Until now, Google has been one of a number of U.S. Web companies that has willingly provided a censored version of its services in China as a prerequisite of doing business there. It’s maintained that providing the Chinese people with access to some information is better than denying them access to Google entirely, and its Chinese search engine has carried a disclaimer that some links are suppressed.
But now that’s changing. In a fascinating blog post, Google has disclosed that it discovered a sophisticated hacker attack on its systems in mid-December. Its investigation revealed that the target was the accounts of Chinese human rights activists, and that the attack encompassed other large companies. It further found that the Gmail accounts of Chinese human rights activists had been breached through such means as malware installed on their computers.
The blog post never explicitly says that the Chinese government is behind the attacks, but Google’s reaction makes clear what its conclusions are:
These attacks and the surveillance they have uncovered–combined with the attempts over the past year to further limit free speech on the web–have led us to conclude that we should review the feasibility of our business operations in China. We have decided we are no longer willing to continue censoring our results on Google.cn, and so over the next few weeks we will be discussing with the Chinese government the basis on which we could operate an unfiltered search engine within the law, if at all. We recognize that this may well mean having to shut down Google.cn, and potentially our offices in China.
I’ve wrestled with the question of the western media’s involvement in China myself for years. Before I started Technologizer, I was the editor of PC World, a publication that not only has a Chinese edition, but publishes it as a joint venture with the government, with an on-the-premises government official in charge of monitoring its content. I thought that the good of the arrangement outweighed the bad, since the personal technology that PC World covers is playing such a significant role in improving the lives of the Chinese people.
But I’m very proud of the fact that Automattic, the creators of WordPress and the company that hosts Techologizer, has refused to censor WordPress.com blogs in China–which, as of my last visit to China in 2008, meant that the millions of WordPress.com blogs were all blocked by the Great Firewall of China. Not every blogging platform has taken such a firm stance in favor of freedom of speech. And oddly enough, I ran into multiple folks in Beijing who were smart enough to figure out how to bypass the government’s censorship and read Technologizer and other blocked western sites.

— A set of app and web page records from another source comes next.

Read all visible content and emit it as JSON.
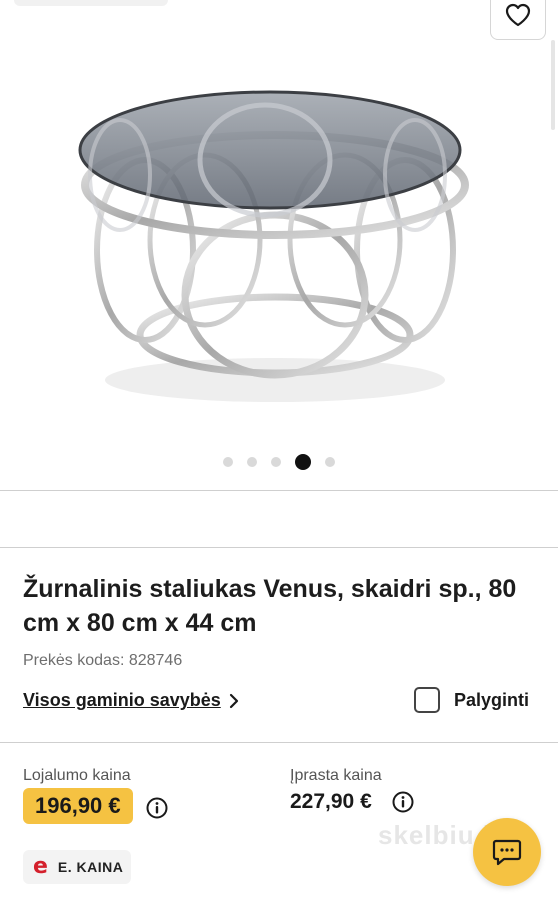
{
  "gallery": {
    "image_alt": "Žurnalinis staliukas Venus",
    "slide_count": 5,
    "active_slide": 4,
    "favorite_icon": "heart-icon"
  },
  "product": {
    "title": "Žurnalinis staliukas Venus, skaidri sp., 80 cm x 80 cm x 44 cm",
    "code": "Prekės kodas: 828746",
    "features_link": "Visos gaminio savybės",
    "compare_label": "Palyginti"
  },
  "pricing": {
    "loyalty_label": "Lojalumo kaina",
    "loyalty_price": "196,90 €",
    "regular_label": "Įprasta kaina",
    "regular_price": "227,90 €",
    "ekaina_logo": "e",
    "ekaina_label": "E. KAINA",
    "accent_color": "#f5c242"
  },
  "watermark": "skelbiu.lt",
  "chat_icon": "chat-icon"
}
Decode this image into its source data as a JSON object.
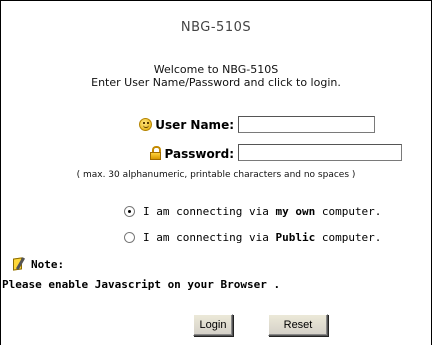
{
  "page": {
    "title": "NBG-510S",
    "welcome_line1": "Welcome to NBG-510S",
    "welcome_line2": "Enter User Name/Password and click to login."
  },
  "login": {
    "username_label": "User Name:",
    "username_value": "",
    "password_label": "Password:",
    "password_value": "",
    "hint": "( max. 30 alphanumeric, printable characters and no spaces )"
  },
  "connection": {
    "options": [
      {
        "prefix": "I am connecting via ",
        "emphasis": "my own",
        "suffix": " computer.",
        "checked": true
      },
      {
        "prefix": "I am connecting via ",
        "emphasis": "Public",
        "suffix": " computer.",
        "checked": false
      }
    ]
  },
  "note": {
    "heading": "Note:",
    "text": "Please enable Javascript on your Browser ."
  },
  "buttons": {
    "login": "Login",
    "reset": "Reset"
  }
}
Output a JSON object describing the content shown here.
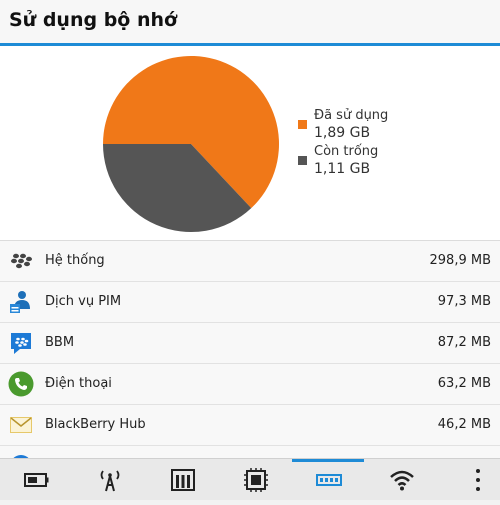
{
  "header": {
    "title": "Sử dụng bộ nhớ"
  },
  "chart_data": {
    "type": "pie",
    "slices": [
      {
        "label": "Đã sử dụng",
        "value": 1.89,
        "display": "1,89 GB",
        "color": "#f07818"
      },
      {
        "label": "Còn trống",
        "value": 1.11,
        "display": "1,11 GB",
        "color": "#555555"
      }
    ],
    "unit": "GB",
    "legend_position": "right"
  },
  "list": {
    "items": [
      {
        "name": "Hệ thống",
        "size": "298,9 MB",
        "icon": "blackberry-logo-icon"
      },
      {
        "name": "Dịch vụ PIM",
        "size": "97,3 MB",
        "icon": "pim-icon"
      },
      {
        "name": "BBM",
        "size": "87,2 MB",
        "icon": "bbm-icon"
      },
      {
        "name": "Điện thoại",
        "size": "63,2 MB",
        "icon": "phone-icon"
      },
      {
        "name": "BlackBerry Hub",
        "size": "46,2 MB",
        "icon": "hub-envelope-icon"
      }
    ]
  },
  "toolbar": {
    "tabs": [
      {
        "name": "battery-icon",
        "active": false
      },
      {
        "name": "antenna-icon",
        "active": false
      },
      {
        "name": "storage-icon",
        "active": false
      },
      {
        "name": "cpu-icon",
        "active": false
      },
      {
        "name": "memory-icon",
        "active": true
      },
      {
        "name": "wifi-icon",
        "active": false
      }
    ]
  },
  "colors": {
    "accent": "#1e8bd6",
    "used": "#f07818",
    "free": "#555555"
  }
}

I remain positive that the west needs to engage China rather than cut it off; I’m not in favor of blanket boycotts. But I admire Google enormously for the actions it’s announcing today. Let’s see how its western competitors–some of who may also have been among those attacked–respond.